20.50

20.51
Why’s that?
20.51


Jewellery Theatre Fairytales

 

20.51
Lock: Because it’s made so finely, you’ve only got 11 guys in the world who can make these and
everybody who makes them.
20.57

20.58
When you say make them you mean the weave of the actual hat?
20.59

21.00
Lock: The weave is so fine, yeah it is a family art and everybody who makes them is so proud of
his work, rightly so, he initials it so you know that authenticates it.
21.10

21.11
How much is a hat like that?
21.12

21.12
Lock: A hat like that would be £475.
21.14

21.14
Right and what about a top hat?
21.15

21.16
Lock: A top hat, a silk one, depending on the size of the head, start at about £600, create you can
reckon about £1,200-1,400 the reason they’re so expensive or appear, may appear expensive is
they are a dying breed, they were phased out in the 1960’s, the French people who made the silk no
longer made it after 1964, so there were fewer of them around and in their hey day, people were
smaller therefore the physiques were smaller so the smaller head sizes around and very few were
large sizes around so we have to pay more to restore the larger sizes to standard.
21.53

21.59
Lock: And Sir Paul McCartney comes in.
22.00

22.00
And what does Paul look for in a hat?
22.03

22.03
Lock: He looks for a cap.
22.04

22.05
Oh really.
22.05

22.05
Lock: But he’s a very relaxed sort of guy and his daughter Stella comes in and she buys caps as
well, she buys corduroy caps and she looks stunning in them. We’ve had Pierce Brosnon in, he
bought a very nice black fedora and also Harrison Ford’s a customer in his own right, Sir Winston
Churchill bought all his bowler hats here, Sir Anthony Eaton bought all his hats here and Salvador
Dali was a customer, Frank Sinatra was a customer.
22.27
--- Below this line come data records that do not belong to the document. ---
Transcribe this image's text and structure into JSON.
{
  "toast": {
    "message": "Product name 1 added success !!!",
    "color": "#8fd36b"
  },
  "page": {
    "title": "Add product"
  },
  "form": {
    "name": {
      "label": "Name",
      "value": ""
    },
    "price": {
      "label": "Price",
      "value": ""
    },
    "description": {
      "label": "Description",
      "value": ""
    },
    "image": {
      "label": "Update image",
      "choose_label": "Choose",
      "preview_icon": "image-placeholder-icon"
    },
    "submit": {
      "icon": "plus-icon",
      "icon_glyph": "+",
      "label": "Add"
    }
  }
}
22.28
Gee Salvador Dali must have been an interesting customer.
22.29

22.30
Lock: He was a very interesting customer, he was before my time, James Cagney was a customer
and Larry Hagman was a customer, he bought his bowler hats here.
22.37

22.44
Lock: We have a customer who bought two hats for his cat.
22.47

22.48
For his cat?
22.48

22.48
Lock: For his cat, I have photographs of his cat.
22.50

22.50
Fedoras or?
22.50

22.51
Lock: Ah, no bowler hat, it’s an English cat. Bowler hat for the winter and a straw hat for summer,
a boater for the summer.
22.58

22.59
Why doesn’t that surprise me in England?
23.01

23.01
Lock: He came in last week because he’d bought a new car and he’s bought a leather helmet for
himself, he wants a leather, he’s bought a special seat for his cat and he wants a leather helmet for
his cat, with little holes for the ears. And I said I’d be delighted to do it.
23.15

23.16
Yeah but did the cat have to go to university to become a lawyer or banker to do this.
23.19

23.19
Lock: No, no we fast tracked him.
23.20

OFFICIAL WEBSITE: Patrick Lamb, James Lock Hats, ????